Did you know that 1 out of 4 children between the ages of 13-18 have an anxiety disorder (National Institute of Mental Health)? Do you know what that looks like in a classroom? Most of the classes I teach have 28 students. That means 7 students in each of my classes suffer from an anxiety disorder. I teach six separate classes. That math is simple enough for me to do. That means I encounter 42 students every day that have an anxiety disorder. I am guessing that a significant portion of the people reading this right now are in their minds saying something along the lines of, “there’s no way those numbers are accurate” or “kids are so dramatic these days.”
Or are we just not talking about issues that we should be talking about? Because, friends, as someone who interacts with a minimum of 120 students five days out of the week, I completely, 100%, believe that 1 in 4 students suffer from an anxiety disorder. There is zero doubt in my mind.
But I have no idea who about half of them are.
Because they’ve learned to hide it.
They’ve learned to mask it.
They’ve learned that no one else is talking about it, which means they shouldn’t talk about it, because anytime they’ve tried to talk about it they’ve gotten hurt and therefore it is easier to remain silent.
This is where you come in.
This is where courage comes in.
Clearly, I actually did have enough “liquid courage” tonight to admit I’ve been diagnosed with depression, and have been experiencing pretty rough bouts of anxiety.
That, or I just realized I can’t ask you to be courageous without first being courageous myself.
Whoop, there it is.
Also, I feel the need to admit that I procrastinated writing this post until the very last moment. It is late on the night of the 21st, and the only reason I dug up enough courage to type all of this out is because Picking Poppies is in honor of my little girl, which means I can’t in good conscience write about courage without actually being courageous, because that would not be a reflection of the things Ayden has taught me.
To sum up: courage. Be courageous. Please. Stop hiding. Put all of yourself out there, and tell your story. You are unique, your store belongs to you, it is unique to you, and it has the power to touch people in ways that only your story can do. Please share it. For your sake, for the sake of others.
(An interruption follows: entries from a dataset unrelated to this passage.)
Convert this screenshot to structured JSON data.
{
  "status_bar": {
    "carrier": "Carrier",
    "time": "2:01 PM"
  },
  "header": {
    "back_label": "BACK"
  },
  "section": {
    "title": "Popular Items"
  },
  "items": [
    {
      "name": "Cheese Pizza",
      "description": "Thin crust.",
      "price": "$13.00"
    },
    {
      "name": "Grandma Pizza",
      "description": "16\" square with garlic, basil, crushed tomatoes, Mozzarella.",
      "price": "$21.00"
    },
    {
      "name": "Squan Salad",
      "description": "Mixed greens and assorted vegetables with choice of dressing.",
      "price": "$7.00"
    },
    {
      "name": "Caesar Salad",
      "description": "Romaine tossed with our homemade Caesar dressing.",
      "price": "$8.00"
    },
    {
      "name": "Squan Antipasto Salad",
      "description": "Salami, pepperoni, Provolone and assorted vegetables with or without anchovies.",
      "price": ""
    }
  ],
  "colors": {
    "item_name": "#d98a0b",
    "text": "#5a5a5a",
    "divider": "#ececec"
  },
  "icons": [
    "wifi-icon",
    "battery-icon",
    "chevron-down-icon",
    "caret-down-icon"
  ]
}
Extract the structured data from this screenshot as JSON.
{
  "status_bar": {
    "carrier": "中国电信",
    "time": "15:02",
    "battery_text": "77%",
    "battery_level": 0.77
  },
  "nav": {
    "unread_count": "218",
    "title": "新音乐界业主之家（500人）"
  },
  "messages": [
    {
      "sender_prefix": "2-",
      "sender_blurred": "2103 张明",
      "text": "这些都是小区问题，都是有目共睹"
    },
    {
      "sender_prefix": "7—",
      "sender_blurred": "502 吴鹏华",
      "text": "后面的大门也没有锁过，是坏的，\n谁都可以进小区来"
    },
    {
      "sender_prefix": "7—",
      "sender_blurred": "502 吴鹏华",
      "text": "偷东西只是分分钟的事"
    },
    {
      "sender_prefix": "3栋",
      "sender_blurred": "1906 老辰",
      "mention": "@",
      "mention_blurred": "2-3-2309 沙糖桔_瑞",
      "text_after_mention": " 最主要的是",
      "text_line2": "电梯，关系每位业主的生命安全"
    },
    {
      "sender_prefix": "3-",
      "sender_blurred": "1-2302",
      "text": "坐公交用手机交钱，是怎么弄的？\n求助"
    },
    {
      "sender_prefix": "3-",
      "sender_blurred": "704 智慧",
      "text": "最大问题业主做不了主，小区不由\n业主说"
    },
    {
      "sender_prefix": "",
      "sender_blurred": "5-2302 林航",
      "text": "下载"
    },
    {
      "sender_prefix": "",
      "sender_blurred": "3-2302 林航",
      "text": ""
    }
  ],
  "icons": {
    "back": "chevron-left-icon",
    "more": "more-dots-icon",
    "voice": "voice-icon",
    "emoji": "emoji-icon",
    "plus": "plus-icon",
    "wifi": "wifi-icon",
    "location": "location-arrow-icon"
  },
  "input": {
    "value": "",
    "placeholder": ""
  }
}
Reaching out in your moments of greatest need can result in some of the most powerful moments in our existence.
Don’t believe me?
Prove me wrong.
And then we’ll go talk about it over a really strong cup of coffee.
In the meantime, here are some questions to think about:
-What area of your life needs more courage? What can you do right now to demonstrate more courage in this area?
-How do you talk yourself out of being courageous? How can you counteract this?
-When was the last time you demonstrated courage? How can you replicate this?
Please consider taking part in the Picking Poppies movement, by doing any or all of the following:
- Change your Facebook profile picture to a picture of a poppy for 1 day – to help spread the Picking Poppies message
- Go out of your way to show love and kindness
- Live with intention
- Be courageous (you get to decide what this looks like) – and tell me about it (you can comment on this post, or submit your story for my eyes only through the Contact Me page)
If you would like to follow Ayden’s legacy, please follow the Ayden Nicole Facebook page.
If you are interested in reading more of my writing, please follow All the Passion Strings on Facebook.